Dr. Park provides clinical care in our outpatient Mood and Anxiety Disorder program as well as for our general adult program.
Dr. Park obtained his MD in 1996 from the University of Wisconsin Medical School. He then completed his Psychiatry residency at Massachusetts General Hospital/McLean Hospital in 2000. In 2001, Dr. Park completed a Consultation Psychiatry Fellowship at Massachusetts General. After fellowship, Dr. Park served as the Medical Director of the Inpatient Unit and as the Director of Research and Attending Psychiatrist for the Somatic Therapies Unit at Massachusetts General Hospital. He currently holds a position at the FDA as the Medical Officer in the Office of Device Evaluation, Division of Neurological, Ophthalmic and ENT devices. In this position, he reviews applications for neuropsychiatric devices at the FDA, and works on special projects in ECT, cranial electric stimulation, and Lasik.
Dr. Ruminjo’s clinical interests include mood disorders, anxiety disorders, and women's mental health particularly as related to pregnancy and the postpartum period.
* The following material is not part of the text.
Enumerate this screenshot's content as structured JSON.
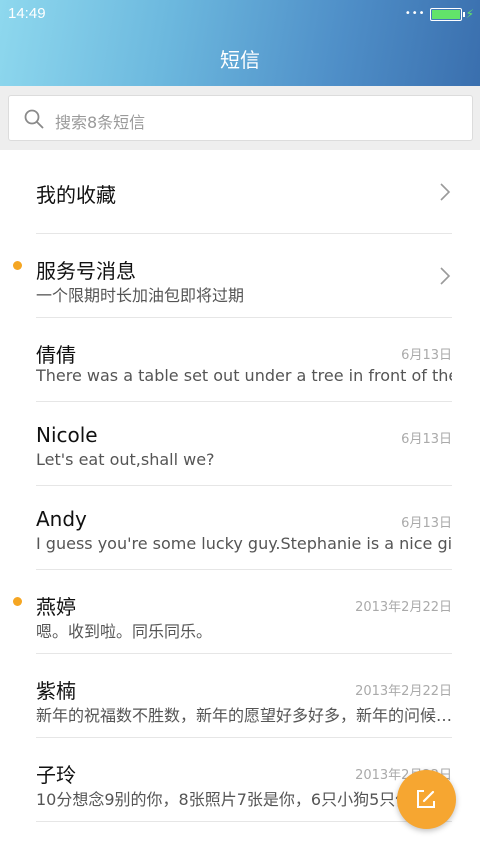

She is also involved in teaching psychiatry residents in both the Mood and Anxiety clinic and the Psychopharmacology clinic.
Dr. Ruminjo received her Master’s in Public Health and Medical Degree from the University of North Carolina at Chapel Hill in 2006. She completed her Psychiatry residency at Beth Israel Medical Center in New York City in 2010. Between 2010-2011 she was a Psychosomatic fellow at MedStar Georgetown University Hospital where she also received specialized training including specialized training in mood and anxiety disorders in pregnancy and postpartum.
Wendy Zack, LICSW
Dr. Zack received her Ph.D. in Clinical Social Work from the Clinical Social Work Institute in 2009 and her Masters of Social Work from McGill University in 1988. She has extensive clinical and supervisory experience and has served in many capacities throughout her academic psychiatry career. From 1995-2005 she was the Chief Social Worker in the Department of Psychiatry and Behavioral Sciences at George Washington University. Since 2006, Dr. Zack has been working in the Department of Psychiatry at MedStar Georgetown University Hospital providing individual and couples therapy with a focus on psychodynamic psychotherapy, cognitive behavioral therapy, and supportive psychotherapy. She also provides supervision and teaching in the residents training program. Her areas of interest include Women’s Mental Health, Mood and Anxiety Disorders, and Stage of Life Transitions.